If a parent really wants to let a physician know specific points without the child present, find a way to do that outside of a visit with the child.
Send in a letter or secure electronic message with your concerns before the appointment. Be sure it's at least a few days before the appointment so the doctor has a chance to review it!

Schedule a consult appointment for just parents to come in without the child.
Call in advance to tell the phone nurse your concerns so she can pass it on to the physician.

Don't bring siblings to an appointment where you want to discuss a private matter about another child.

All of these means allow the physician (or other provider) to know your concerns without blatantly kicking a child out to talk about something privately.

Saturday, November 9, 2013

Lip Licker's Dermatitis: AKA Chapped Lips

photo source: Wikipedia Commons
As the leaves fall and the wind blows, I know that I will start seeing kids with smiles bigger than life due to red swollen chapped lips. Parents frequently bring kids in year after year with this "recurrent rash" that comes every dry season and goes away (or at least improves) in the Spring.

Dry lips are a problem that tends to worsen with the treatment that comes most naturally: licking your lips. Saliva contains enzymes that break down food you eat -- or the lips you are licking. It also damages regular skin, so the skin around the lips dries if licked, the skin on the neck and chest are affected in droolers,  and thumbs or fingers can get really chapped if they are sucked this time of year. The same theories discussed below can be used to treat other dry skin worsened by saliva.

What can help?

First, stop licking your lips! I know that's easier said than done, especially for kids with a strong licking habit. If you catch them licking, offer a lip balm or suggest that they drink some water. Remember to praise them if they make a choice to do anything other than lick!

Adding humidity to the air helps and doesn't require child participation (since they resist so much of what we do). Even if you have a whole-home humidifier, add a vaporizer or humidifier to the bedrooms each night. Be sure to keep it clean and out of reach of little hands.

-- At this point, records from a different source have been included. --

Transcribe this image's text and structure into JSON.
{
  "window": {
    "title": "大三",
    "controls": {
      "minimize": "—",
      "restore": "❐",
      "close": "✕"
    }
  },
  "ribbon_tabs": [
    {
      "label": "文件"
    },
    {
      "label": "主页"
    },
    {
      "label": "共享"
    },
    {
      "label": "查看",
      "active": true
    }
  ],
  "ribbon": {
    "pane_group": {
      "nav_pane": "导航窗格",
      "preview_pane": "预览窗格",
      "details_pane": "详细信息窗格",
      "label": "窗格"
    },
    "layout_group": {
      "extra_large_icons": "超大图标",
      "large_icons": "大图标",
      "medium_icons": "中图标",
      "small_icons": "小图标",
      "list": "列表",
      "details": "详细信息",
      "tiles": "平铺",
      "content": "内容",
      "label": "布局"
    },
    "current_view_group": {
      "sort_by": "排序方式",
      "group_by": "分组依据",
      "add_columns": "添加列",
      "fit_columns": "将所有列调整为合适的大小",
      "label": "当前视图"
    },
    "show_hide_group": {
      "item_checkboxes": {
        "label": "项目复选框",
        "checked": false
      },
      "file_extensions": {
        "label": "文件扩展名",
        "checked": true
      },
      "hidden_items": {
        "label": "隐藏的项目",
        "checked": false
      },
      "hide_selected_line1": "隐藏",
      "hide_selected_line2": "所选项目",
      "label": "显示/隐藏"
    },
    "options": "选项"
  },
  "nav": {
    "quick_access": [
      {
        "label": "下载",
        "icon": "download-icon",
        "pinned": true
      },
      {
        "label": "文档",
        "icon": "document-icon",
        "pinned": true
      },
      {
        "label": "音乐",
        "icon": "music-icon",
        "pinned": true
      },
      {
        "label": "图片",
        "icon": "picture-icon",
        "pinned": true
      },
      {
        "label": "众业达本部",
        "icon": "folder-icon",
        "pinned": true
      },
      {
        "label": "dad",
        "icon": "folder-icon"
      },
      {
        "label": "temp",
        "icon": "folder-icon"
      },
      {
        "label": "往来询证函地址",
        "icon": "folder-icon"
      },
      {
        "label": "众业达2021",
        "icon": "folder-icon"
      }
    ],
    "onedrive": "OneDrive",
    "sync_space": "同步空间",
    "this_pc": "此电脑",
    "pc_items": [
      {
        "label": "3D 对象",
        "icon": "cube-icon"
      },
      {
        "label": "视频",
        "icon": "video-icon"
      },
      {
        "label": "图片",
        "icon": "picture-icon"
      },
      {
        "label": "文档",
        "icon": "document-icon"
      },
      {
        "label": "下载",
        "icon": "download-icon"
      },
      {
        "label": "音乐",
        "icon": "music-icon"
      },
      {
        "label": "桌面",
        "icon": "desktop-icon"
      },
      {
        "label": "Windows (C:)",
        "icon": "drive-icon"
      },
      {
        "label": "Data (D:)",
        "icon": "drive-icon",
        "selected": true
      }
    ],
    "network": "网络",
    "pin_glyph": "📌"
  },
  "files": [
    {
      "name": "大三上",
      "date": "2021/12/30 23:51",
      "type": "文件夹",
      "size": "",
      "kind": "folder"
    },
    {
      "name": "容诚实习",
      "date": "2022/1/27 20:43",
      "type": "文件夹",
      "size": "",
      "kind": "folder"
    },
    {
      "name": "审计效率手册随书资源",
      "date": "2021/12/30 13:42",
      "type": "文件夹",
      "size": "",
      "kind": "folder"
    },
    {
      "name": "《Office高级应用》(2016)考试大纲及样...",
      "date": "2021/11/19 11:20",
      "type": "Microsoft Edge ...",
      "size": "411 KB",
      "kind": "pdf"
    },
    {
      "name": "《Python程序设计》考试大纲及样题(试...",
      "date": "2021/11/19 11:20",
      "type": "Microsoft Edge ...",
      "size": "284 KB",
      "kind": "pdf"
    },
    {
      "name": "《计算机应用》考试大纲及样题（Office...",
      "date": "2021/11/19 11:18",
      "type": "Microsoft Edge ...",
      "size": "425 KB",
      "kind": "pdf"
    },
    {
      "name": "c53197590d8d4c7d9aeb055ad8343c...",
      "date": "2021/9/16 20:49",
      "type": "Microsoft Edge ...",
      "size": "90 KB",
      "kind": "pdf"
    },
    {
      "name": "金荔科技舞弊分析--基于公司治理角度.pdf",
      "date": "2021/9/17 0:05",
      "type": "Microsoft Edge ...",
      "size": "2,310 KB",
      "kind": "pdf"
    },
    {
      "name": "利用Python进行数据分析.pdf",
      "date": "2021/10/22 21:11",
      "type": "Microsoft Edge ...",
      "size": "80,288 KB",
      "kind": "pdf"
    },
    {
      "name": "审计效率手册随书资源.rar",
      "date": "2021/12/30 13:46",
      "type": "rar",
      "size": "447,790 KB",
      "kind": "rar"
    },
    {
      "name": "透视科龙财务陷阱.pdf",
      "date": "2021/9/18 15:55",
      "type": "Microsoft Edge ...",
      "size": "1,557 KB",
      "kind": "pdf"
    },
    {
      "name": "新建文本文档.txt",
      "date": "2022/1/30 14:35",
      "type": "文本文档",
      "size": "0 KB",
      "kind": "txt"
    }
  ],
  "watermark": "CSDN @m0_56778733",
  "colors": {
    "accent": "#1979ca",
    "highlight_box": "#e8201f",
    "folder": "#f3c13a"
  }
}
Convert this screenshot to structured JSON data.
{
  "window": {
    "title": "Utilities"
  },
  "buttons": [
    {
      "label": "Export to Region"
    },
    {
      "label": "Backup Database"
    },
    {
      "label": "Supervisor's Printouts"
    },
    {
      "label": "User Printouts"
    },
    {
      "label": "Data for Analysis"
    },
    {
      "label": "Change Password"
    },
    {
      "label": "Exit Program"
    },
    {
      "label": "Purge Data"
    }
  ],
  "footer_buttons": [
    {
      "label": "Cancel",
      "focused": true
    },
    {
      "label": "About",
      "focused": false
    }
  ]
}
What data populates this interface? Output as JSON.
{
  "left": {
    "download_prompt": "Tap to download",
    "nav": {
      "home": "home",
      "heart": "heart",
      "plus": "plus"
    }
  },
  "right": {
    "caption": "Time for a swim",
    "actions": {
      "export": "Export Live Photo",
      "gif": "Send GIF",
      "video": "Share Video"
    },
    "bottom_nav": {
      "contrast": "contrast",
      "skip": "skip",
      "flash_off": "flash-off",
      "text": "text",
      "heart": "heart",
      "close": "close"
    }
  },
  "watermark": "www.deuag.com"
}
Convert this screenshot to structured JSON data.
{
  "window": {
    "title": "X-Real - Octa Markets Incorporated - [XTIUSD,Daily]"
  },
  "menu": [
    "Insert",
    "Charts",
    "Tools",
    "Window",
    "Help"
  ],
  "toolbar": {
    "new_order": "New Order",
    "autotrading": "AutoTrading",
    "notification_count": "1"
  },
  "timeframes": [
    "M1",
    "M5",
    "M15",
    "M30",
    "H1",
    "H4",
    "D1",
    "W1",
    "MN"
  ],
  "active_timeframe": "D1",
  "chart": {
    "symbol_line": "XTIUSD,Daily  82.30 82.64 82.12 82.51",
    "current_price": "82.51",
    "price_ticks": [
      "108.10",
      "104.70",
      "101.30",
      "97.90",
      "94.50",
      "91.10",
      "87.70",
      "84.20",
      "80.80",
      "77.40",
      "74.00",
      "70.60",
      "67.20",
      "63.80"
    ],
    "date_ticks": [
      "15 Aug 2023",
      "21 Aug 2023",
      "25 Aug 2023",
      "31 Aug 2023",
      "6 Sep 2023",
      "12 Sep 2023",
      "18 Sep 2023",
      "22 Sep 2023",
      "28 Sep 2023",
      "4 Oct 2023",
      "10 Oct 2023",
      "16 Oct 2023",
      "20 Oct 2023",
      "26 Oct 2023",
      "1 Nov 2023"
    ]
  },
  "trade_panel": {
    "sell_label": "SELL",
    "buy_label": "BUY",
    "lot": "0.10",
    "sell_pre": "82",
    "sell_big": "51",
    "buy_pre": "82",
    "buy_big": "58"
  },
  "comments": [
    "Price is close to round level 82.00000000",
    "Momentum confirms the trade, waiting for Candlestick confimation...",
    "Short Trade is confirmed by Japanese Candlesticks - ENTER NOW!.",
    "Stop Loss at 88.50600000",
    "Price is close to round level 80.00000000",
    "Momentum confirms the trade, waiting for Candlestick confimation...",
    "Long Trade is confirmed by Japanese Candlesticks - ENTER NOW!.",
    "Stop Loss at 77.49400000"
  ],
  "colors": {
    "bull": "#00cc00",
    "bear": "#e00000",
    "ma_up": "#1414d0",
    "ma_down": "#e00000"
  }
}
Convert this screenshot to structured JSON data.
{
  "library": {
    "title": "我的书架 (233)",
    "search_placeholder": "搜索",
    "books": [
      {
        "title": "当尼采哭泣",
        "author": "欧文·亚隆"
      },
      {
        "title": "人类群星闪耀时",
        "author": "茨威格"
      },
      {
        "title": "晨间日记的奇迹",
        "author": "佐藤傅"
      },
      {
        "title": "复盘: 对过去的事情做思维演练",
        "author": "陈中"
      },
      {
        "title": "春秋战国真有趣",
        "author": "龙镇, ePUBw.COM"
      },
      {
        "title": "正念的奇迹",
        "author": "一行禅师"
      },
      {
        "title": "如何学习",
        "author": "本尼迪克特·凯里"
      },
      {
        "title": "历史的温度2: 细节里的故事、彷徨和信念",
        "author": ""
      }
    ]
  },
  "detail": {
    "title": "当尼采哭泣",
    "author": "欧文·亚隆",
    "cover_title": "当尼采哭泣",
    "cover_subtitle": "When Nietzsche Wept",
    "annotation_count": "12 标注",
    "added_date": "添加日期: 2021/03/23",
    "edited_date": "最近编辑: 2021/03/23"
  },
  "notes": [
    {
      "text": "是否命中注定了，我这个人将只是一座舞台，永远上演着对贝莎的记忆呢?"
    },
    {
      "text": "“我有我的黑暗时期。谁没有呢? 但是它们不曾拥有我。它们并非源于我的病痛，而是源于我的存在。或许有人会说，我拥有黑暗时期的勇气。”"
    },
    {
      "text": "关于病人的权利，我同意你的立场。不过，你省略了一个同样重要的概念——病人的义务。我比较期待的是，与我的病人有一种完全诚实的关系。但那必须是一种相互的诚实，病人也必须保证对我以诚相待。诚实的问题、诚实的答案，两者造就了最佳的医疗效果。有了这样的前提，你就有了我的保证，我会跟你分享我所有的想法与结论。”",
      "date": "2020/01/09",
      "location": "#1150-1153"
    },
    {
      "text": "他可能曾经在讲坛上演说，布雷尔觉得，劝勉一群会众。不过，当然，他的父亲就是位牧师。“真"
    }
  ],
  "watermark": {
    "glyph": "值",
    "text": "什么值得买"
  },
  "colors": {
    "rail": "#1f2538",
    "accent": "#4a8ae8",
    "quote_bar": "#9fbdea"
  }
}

Everyone should drink plenty of water throughout the day.

Seal in moisture with a lip balm or ointment. Ingredients such as shea butter, lanolin, petrolatum, sunflower seed oil, squalane, and vitamin E are common. Products with glycerin, hyaluronic acid, or sodium PCA also have been shown to help. The more often they are applied, the better they work, so try to keep them available throughout the day. (This might require talking to teachers to allow it to be freely available at school.) Waxes are good to avoid dry lips, but don't help as much as a moisturizing product once the lips are already dry. Avoid products with eucalyptus, menthol, or camphor because they can increase dryness and irritation. Since flavored lip products might encourage licking lips, I suggest you avoid them. Use one with sunscreen when outdoors. Keep the balm handy throughout the day and be sure to apply after brushing teeth before bed. To avoid sharing germs, everyone should have his own, and I prefer sticks versus anything you dip your fingers into.  It is okay to apply the balm or ointment to the skin surrounding the lips if needed-- for those kids who have a wide area they lick around the lips!

Many parents ask if their kids will become addicted to the lip balm. Simple answer: No. They might use it more frequently as they get used to the idea of using it instead of licking their lips when they feel dry, but that is a good habit, not an addictive behavior. As soon as the weather warms up, we don't feel our lips being as dry, so we use the balm less often.

Avoid evaporation. Mouth breathing dries the lips, so try to get kids to breathe through their nose. Keep the wind off the lips with a scarf. The wind increases the evaporation of water from the skin, drying it out.